Dr Jacqueline Cornish OBE FRCP
Doctor of Science
Wednesday 29 January 2014 at 2.30 pm - Orator: Dr Esther Crawley
Two important births - of the NHS and of Dr Jackie Cornish - happened a few days apart in July some years ago. Each has had an important and lasting impact on patients – we might conclude that of the two, Dr Cornish is in rather better shape these days.
Jackie qualified as a Doctor from Bristol in 1972 and did many of her early medical jobs in this region. I am told that when her peers were scruffy junior doctors, struggling with 120 hour weeks and long 89 hour shifts, Jackie was always in control, calm, collected and impossibly glamorous with a love of fashion. Liam Donaldson (our former Chief Medical Officer) describes resuscitating a patient on the Cardiac Intensive Care Unit in the early hours one morning, when he turned around to see a “vision of loveliness” - Jackie Cornish – there to help.
Jackie’s friends and colleagues describe her as: passionate, hard working, honourable, direct, indefatigable, devoted to children, a good listener and loyal. In talking to them I was struck – even disappointed – by the absence of reports that she was badly behaved or did things she might later regret, with the exception of a report that as a medical student she used to be late for lectures. I have to add that this report is from one of our most senior and prestigious medical academics who only knows this as he was late as well!
After specialising in childhood cancer and leukaemia, Jackie was influential in creating the Paediatric Stem Cell Transplant unit at Bristol Royal Hospital for Children. This is one of the largest units in Europe and conducts transplants in children from across Europe and the UK. Stem cell transplantation involves working with the sickest children, some of whom will still die despite the most advanced and innovative treatment. As many of you can imagine, leading such a Unit requires incredible discipline, attention to detail and vast emotional reserves. Jackie has made many contributions in this role, of which two of the most important have been working with others to develop new techniques as well as transforming safety and quality by setting national and international standards. Each will have saved many lives.
Jackie did such an incredible job that she then became the Head of the Division of Women’s and Children’s Services at University Hospitals Bristol, where she managed a budget of 85 million, a small task compared to managing 2000 clinicians and 30 services. That alone would be enough for most people, but Jackie also contributed extensively to research programmes. She has an international reputation for her work on multiple national and international working groups and committees to improve Paediatric Stem Cell transplantation. Jackie’s commitment to fashion has continued. She is one of only 9 paediatricians listed in the 2013 Tatler guide to doctors, which comments that “The Louboutin-sporting consultant adores fashion”, whilst also mentioning that she treated X Factor winner Matt Cardle for cancer when he was a child.

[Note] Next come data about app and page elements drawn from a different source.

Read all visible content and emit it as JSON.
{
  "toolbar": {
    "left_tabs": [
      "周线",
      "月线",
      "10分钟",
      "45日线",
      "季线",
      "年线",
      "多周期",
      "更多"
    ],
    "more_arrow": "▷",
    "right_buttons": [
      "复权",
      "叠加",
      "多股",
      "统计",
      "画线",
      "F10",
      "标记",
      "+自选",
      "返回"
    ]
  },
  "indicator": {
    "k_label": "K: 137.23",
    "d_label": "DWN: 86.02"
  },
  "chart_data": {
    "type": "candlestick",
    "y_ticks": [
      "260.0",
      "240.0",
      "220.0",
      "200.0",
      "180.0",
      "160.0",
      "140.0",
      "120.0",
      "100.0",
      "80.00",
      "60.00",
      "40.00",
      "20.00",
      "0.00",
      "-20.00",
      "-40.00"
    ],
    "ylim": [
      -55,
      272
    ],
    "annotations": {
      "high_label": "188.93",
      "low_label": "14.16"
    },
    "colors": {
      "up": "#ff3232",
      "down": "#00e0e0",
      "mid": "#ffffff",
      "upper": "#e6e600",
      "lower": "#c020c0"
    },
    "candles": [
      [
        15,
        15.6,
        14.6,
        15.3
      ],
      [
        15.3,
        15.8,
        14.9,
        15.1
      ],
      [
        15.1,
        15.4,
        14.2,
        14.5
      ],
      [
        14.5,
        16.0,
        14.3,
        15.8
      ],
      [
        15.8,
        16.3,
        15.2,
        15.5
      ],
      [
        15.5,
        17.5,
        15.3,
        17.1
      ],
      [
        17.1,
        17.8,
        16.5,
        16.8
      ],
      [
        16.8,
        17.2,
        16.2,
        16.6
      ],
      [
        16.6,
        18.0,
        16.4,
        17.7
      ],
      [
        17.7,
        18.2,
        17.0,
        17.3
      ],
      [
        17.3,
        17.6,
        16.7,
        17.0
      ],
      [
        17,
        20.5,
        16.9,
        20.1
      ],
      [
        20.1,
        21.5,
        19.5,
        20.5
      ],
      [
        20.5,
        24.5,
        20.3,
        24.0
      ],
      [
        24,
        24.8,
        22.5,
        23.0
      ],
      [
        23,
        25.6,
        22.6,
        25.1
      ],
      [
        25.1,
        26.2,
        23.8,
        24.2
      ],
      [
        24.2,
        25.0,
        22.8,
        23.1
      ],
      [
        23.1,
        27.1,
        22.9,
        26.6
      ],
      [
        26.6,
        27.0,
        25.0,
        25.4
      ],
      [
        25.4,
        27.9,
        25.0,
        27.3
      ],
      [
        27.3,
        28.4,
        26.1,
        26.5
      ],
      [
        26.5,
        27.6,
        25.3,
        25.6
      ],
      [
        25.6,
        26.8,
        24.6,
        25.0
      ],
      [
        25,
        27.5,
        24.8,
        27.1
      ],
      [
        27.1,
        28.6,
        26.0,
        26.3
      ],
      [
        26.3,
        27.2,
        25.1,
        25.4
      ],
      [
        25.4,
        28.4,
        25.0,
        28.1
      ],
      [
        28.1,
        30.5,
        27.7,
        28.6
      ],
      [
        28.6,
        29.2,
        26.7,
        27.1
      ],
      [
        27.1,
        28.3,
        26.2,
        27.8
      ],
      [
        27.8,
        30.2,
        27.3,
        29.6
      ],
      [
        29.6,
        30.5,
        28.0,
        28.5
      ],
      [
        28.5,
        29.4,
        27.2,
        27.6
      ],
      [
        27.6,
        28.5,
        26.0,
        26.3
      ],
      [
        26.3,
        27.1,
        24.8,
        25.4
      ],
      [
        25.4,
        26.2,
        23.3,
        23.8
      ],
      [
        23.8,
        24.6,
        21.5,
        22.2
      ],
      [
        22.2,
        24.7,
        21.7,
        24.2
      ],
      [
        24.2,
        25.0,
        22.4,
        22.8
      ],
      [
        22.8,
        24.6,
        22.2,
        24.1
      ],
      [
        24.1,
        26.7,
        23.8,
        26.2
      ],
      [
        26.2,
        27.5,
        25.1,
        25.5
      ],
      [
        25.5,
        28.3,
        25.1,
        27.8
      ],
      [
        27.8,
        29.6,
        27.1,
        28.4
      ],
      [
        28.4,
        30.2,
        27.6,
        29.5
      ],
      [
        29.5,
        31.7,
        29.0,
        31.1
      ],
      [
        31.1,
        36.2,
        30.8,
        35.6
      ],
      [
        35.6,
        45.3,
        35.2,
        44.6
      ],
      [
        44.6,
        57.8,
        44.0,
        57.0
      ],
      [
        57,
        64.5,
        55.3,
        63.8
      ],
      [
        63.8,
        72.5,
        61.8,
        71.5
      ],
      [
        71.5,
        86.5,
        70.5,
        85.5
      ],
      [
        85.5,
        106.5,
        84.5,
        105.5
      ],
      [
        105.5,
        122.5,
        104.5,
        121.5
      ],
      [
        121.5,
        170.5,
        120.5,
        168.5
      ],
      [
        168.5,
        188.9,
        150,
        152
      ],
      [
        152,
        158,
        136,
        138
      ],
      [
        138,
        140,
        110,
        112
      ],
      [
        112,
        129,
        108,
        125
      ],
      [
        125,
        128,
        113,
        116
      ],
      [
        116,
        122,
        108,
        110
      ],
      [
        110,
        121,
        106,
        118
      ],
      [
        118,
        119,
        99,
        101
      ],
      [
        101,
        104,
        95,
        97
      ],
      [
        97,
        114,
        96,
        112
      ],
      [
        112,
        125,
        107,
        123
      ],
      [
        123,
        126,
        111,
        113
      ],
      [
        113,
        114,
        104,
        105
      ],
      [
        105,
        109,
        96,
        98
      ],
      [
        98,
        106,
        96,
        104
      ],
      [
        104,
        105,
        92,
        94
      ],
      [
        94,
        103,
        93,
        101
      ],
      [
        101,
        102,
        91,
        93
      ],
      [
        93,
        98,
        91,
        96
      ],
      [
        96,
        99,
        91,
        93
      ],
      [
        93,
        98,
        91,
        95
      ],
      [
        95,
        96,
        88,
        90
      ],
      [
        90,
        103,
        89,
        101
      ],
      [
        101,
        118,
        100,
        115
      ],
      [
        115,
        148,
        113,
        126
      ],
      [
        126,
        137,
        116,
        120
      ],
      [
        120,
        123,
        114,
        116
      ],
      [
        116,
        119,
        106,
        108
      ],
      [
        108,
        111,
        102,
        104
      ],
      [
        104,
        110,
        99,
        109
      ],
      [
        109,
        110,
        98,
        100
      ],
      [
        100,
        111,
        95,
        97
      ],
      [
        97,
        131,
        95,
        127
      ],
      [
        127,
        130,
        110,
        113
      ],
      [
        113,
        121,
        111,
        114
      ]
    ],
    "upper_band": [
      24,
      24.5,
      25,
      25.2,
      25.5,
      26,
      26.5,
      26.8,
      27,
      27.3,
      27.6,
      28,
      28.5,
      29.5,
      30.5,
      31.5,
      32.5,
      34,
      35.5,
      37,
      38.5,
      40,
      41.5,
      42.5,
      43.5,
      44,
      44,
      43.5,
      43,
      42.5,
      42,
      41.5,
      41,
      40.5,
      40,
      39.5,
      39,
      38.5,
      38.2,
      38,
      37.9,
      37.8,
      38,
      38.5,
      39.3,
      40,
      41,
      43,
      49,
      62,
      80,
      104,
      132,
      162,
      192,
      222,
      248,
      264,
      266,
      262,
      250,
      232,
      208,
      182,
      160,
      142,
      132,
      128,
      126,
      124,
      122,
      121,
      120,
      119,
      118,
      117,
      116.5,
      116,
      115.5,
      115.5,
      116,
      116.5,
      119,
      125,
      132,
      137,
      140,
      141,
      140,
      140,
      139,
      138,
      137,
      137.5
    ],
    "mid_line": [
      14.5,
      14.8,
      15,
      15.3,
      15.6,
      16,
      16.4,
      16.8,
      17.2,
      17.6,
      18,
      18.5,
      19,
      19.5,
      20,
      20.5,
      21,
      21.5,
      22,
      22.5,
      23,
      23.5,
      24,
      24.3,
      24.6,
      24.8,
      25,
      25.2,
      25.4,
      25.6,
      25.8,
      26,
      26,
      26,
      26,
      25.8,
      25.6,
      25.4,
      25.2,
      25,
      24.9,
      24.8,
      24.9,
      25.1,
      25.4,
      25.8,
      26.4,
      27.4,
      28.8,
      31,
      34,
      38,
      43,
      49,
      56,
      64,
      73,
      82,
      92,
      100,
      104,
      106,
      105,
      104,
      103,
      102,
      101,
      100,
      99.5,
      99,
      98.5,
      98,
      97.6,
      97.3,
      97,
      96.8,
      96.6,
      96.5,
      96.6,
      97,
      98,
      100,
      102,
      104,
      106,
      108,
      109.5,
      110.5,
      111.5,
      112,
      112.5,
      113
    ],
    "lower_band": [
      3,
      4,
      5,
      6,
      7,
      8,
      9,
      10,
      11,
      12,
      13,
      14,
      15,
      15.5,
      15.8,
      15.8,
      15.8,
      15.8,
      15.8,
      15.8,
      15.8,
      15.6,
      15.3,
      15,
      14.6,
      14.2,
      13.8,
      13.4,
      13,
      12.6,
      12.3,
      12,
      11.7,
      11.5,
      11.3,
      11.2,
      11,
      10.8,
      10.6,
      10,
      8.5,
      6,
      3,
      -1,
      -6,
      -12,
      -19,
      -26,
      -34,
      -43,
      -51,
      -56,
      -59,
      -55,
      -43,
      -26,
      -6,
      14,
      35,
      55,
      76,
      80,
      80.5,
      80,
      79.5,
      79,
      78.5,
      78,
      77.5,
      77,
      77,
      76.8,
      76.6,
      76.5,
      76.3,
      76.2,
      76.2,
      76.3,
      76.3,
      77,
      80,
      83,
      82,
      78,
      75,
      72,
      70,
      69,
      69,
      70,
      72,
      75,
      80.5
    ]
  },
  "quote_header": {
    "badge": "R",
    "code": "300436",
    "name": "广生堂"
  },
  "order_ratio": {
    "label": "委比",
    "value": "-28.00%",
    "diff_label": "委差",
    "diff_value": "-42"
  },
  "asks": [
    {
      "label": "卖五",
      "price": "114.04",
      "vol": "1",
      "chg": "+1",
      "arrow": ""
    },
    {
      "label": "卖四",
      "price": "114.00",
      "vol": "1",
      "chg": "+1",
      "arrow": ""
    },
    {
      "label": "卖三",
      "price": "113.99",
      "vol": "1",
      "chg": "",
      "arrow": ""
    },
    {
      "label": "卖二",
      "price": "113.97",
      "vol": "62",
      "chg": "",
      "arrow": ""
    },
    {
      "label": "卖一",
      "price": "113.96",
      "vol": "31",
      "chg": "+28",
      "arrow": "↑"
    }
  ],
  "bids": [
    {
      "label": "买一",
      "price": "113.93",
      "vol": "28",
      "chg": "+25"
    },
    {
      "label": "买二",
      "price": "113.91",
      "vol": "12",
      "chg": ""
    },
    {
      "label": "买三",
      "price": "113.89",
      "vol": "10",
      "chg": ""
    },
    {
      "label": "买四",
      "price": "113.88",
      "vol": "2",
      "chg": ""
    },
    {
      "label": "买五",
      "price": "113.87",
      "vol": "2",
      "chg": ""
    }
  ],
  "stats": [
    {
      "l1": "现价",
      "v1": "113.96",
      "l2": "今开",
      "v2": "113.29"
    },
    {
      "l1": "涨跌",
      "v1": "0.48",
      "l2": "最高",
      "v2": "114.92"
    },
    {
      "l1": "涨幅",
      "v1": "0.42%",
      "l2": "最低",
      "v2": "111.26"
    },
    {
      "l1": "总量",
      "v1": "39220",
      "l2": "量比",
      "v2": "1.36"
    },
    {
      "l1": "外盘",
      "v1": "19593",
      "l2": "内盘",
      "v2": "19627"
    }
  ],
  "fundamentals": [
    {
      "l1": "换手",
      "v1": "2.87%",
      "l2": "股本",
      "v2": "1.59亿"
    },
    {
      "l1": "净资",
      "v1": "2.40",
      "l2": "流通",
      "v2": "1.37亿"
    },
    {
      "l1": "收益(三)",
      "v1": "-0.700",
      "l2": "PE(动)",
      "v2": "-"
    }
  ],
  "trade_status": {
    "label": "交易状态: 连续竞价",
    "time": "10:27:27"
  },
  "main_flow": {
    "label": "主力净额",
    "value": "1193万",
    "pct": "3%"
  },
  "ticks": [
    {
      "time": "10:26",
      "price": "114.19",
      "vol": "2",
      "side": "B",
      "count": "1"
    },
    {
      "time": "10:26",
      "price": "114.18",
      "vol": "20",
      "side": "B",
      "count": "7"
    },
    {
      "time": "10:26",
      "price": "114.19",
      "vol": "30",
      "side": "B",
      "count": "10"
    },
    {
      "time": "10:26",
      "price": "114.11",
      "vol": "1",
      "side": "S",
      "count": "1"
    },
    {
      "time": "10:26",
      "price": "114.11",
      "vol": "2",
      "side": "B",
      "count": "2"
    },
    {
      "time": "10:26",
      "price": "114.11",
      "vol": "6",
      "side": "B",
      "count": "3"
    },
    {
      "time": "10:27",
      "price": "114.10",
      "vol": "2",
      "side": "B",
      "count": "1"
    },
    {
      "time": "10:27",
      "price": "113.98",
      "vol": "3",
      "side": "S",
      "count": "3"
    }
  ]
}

Jackie’s services to paediatrics were honoured with an OBE in 2003, but this didn’t stop her wanting to do more. Last year, she became the most powerful paediatrician in the country when appointed the “National Clinical Director for Children, Young People and the Transition to Adulthood”. In this key job she advises the government on improving paediatric health care across all areas of the NHS. She says that her priorities are: “the reduction of child mortality, the programme that allows children to access psychological therapies, oversight of the 12 Maternity and Children's Strategic Clinical Networks, Long Term Conditions, the Congenital Cardiac Review and a big piece of work I am leading on Transition.” Remarkably, she has maintained her clinical work whilst in this position and only relinquished her management responsibilities in Bristol relatively recently. Despite the distractions of Westminster, Jackie has maintained her commitment to Bristol as a member of the Society of Merchant Venturers and a governor of Colston’s Girls’ School.
On a personal level, I hugely admire Jackie. As well as being a mother and a wonderful doctor, she is also a respected academic, a senior political figure in the NHS, an active Citizen of Bristol and is even recommended in the Tatler! Few people ever achieve one of these things in one life, I don’t know of anybody else who has done it all.
Madam Chancellor, I present to you Dr Jacqueline Cornish as eminently worthy of the degree of Doctor of Science honoris causa.